Deb: Just as in real life, it’s the brain and the heart that make sex scenes hot. IMO a sexy scene has to be intricately connected with the inner demons and conflict of each character. It should be a game changer and not something that can be easily skipped.
Keira: I love wild goose chases in romance. They’re so much fun – how did you go about building all the layers? Did it come to you all at once or did it reveal itself to you in a similar manner to the hero and heroine in Tall, Dark and Disreputable?
Deb: It all evolved very naturally. I knew how many steps I needed and I had a vague idea about each one. I knew each adventurous stepping stone had to reveal a clue about the mystery, but also peel back a layer of character, and as I reached each one, the details really just fell right into place.

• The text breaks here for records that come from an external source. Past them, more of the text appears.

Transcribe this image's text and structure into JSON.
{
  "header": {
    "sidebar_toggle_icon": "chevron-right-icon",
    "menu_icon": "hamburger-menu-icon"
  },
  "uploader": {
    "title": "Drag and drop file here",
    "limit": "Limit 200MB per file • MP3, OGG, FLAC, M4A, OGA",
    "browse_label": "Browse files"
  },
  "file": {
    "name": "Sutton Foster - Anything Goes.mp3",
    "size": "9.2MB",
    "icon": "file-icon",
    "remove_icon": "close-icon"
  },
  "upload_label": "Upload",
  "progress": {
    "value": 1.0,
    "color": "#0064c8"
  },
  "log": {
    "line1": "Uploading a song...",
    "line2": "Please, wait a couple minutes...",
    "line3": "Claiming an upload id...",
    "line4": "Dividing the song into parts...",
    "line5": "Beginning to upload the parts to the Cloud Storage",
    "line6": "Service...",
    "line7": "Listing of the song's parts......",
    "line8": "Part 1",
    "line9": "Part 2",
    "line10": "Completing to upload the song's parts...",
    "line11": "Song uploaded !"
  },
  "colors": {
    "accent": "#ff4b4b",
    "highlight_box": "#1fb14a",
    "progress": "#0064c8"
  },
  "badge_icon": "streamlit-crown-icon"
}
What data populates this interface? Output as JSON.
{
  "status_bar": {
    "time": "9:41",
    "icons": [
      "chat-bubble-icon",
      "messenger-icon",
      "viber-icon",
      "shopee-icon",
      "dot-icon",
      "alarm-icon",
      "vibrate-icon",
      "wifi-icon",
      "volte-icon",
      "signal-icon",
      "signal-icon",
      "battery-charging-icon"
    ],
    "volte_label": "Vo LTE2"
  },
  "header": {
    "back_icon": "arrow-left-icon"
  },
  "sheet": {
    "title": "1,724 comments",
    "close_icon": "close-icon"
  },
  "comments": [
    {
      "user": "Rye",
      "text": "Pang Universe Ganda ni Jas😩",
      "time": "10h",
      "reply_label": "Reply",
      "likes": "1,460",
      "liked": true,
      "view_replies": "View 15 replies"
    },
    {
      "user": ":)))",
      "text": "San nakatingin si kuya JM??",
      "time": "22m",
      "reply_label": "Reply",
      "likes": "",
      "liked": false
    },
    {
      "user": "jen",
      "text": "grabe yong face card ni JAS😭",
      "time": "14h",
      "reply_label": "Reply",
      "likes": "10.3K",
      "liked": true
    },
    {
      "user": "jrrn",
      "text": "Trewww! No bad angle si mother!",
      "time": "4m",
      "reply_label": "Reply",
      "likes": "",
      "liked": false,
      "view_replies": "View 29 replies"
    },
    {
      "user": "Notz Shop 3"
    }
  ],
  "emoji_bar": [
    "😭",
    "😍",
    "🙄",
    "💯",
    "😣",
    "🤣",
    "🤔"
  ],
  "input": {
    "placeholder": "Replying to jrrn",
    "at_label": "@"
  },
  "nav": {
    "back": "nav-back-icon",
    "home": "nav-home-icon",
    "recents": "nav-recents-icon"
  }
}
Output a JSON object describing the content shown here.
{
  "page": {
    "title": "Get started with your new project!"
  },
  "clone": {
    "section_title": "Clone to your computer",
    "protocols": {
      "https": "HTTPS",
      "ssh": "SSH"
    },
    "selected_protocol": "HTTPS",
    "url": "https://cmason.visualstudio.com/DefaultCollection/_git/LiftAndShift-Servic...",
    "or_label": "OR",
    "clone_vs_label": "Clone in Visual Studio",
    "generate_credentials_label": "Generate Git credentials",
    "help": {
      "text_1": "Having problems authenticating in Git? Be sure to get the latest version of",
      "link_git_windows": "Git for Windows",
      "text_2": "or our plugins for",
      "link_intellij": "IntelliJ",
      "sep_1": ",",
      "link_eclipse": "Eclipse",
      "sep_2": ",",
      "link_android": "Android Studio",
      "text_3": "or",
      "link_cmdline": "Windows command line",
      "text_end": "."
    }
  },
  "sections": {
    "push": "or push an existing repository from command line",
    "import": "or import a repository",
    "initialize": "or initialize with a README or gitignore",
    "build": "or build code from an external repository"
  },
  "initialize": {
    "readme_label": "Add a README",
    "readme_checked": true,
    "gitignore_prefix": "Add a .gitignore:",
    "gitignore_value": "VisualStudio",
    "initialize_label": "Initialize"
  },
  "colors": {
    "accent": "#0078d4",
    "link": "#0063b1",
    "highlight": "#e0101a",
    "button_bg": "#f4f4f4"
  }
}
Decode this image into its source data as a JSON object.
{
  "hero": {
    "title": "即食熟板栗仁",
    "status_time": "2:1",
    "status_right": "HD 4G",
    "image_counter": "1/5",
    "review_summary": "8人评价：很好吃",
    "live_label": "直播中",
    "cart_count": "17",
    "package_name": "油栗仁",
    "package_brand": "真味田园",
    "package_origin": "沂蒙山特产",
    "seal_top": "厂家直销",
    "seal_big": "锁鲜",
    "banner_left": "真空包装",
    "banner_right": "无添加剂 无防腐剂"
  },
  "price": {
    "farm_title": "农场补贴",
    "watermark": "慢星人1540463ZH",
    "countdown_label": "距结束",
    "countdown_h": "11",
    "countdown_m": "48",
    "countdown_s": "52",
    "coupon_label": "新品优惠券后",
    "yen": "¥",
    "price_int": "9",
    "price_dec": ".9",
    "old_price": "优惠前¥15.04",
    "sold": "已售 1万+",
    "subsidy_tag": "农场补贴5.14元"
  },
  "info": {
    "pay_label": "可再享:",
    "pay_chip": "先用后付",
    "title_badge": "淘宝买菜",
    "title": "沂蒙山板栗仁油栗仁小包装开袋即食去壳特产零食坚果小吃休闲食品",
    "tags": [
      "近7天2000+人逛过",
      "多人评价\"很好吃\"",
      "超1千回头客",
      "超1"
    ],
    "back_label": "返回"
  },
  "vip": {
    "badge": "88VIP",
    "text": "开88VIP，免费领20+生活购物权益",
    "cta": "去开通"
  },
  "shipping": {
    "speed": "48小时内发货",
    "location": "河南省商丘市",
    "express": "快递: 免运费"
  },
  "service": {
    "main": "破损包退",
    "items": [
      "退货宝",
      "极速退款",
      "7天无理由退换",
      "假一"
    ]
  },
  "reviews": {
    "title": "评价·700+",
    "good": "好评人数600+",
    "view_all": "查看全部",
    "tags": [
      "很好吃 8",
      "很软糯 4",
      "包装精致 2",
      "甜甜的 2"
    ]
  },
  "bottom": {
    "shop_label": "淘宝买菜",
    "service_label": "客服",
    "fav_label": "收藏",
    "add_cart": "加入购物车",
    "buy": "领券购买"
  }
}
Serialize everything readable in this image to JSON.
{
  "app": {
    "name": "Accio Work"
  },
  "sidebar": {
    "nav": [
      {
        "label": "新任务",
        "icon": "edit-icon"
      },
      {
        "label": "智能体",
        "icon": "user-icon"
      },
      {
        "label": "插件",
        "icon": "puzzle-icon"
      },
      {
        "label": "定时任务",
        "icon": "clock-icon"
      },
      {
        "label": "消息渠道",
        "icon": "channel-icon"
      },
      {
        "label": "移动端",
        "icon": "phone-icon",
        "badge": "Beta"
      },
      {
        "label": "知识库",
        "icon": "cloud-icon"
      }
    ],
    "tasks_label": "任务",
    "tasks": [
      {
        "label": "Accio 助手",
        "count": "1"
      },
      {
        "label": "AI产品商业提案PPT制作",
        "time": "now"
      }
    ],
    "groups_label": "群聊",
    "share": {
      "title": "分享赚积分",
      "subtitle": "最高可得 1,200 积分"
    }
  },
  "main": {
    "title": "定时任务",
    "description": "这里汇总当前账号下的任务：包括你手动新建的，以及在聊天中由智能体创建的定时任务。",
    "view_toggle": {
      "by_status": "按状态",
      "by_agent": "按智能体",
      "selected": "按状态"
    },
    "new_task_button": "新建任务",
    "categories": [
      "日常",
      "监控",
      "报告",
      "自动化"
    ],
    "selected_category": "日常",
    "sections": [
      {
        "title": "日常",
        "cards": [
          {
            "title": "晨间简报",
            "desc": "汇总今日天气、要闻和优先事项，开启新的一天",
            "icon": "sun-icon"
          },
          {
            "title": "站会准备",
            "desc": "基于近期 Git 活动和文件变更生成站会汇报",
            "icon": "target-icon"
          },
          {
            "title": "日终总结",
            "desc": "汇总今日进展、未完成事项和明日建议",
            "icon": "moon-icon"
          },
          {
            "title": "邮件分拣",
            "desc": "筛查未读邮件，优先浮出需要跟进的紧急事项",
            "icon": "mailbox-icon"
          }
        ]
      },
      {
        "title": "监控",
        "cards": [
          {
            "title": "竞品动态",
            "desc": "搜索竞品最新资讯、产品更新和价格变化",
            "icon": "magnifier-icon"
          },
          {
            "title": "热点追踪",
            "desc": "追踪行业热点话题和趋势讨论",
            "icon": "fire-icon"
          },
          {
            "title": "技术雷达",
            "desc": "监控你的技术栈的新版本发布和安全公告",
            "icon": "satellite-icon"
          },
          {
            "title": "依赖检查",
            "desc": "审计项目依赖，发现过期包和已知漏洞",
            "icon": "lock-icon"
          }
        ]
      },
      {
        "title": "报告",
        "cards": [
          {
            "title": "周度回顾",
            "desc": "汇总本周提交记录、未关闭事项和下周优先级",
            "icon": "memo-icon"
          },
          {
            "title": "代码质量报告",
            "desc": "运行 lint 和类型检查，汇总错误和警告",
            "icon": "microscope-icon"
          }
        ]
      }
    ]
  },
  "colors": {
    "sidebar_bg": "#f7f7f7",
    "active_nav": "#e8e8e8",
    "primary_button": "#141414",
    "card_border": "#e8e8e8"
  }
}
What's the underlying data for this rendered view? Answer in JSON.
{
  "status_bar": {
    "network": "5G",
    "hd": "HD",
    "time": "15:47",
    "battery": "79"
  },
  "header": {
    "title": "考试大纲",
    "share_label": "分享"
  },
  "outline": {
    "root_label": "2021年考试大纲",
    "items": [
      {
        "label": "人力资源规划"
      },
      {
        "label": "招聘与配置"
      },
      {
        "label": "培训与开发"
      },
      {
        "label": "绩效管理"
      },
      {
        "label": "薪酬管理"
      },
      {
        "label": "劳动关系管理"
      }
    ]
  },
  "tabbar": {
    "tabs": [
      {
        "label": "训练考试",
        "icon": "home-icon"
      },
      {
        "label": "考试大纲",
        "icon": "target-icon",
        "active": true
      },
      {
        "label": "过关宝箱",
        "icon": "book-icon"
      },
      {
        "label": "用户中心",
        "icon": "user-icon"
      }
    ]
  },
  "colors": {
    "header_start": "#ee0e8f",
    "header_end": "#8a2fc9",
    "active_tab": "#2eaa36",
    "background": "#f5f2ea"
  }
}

Keira: Part of the setup for Regency romances is the research into clothing and manners. How would you dress yourself if you were to appear in one of your novels?
Deb: I actually have dressed up in Regency costume once. I was with a group on a tour and we wore Regency garb while we danced with the Jane Austen Dancers in the Assembly Rooms in Bath. It was so much fun, but I didn’t get to choose my gown. Given the choice, I’d design something with lots of fabulous embroidery and a sparkling overskirt. And sleeves.
Keira: What is the most interesting or crazy manner rule you’ve come across?
Deb: I think it’s a little post Regency, but the complicated etiquette for taking tea–milk must come first, always eat savories first, raised pinky shows class, proper placement of the spoon–all of that seems very silly to me.
Keira: What do you have up your sleeve next?
Deb: I have another release in June! I’m so excited about Unbuttoning Miss Hardwick. It’s the story of a reclusive nobleman and the woman he hires to help him organize and display his incredible weapons collection. It’s a rollicking story with such disparate elements as a mysterious Hindu spear, party planning, an obsession with men in boots and the very difficult feat of dropping the masks we hide behind in order to embrace love.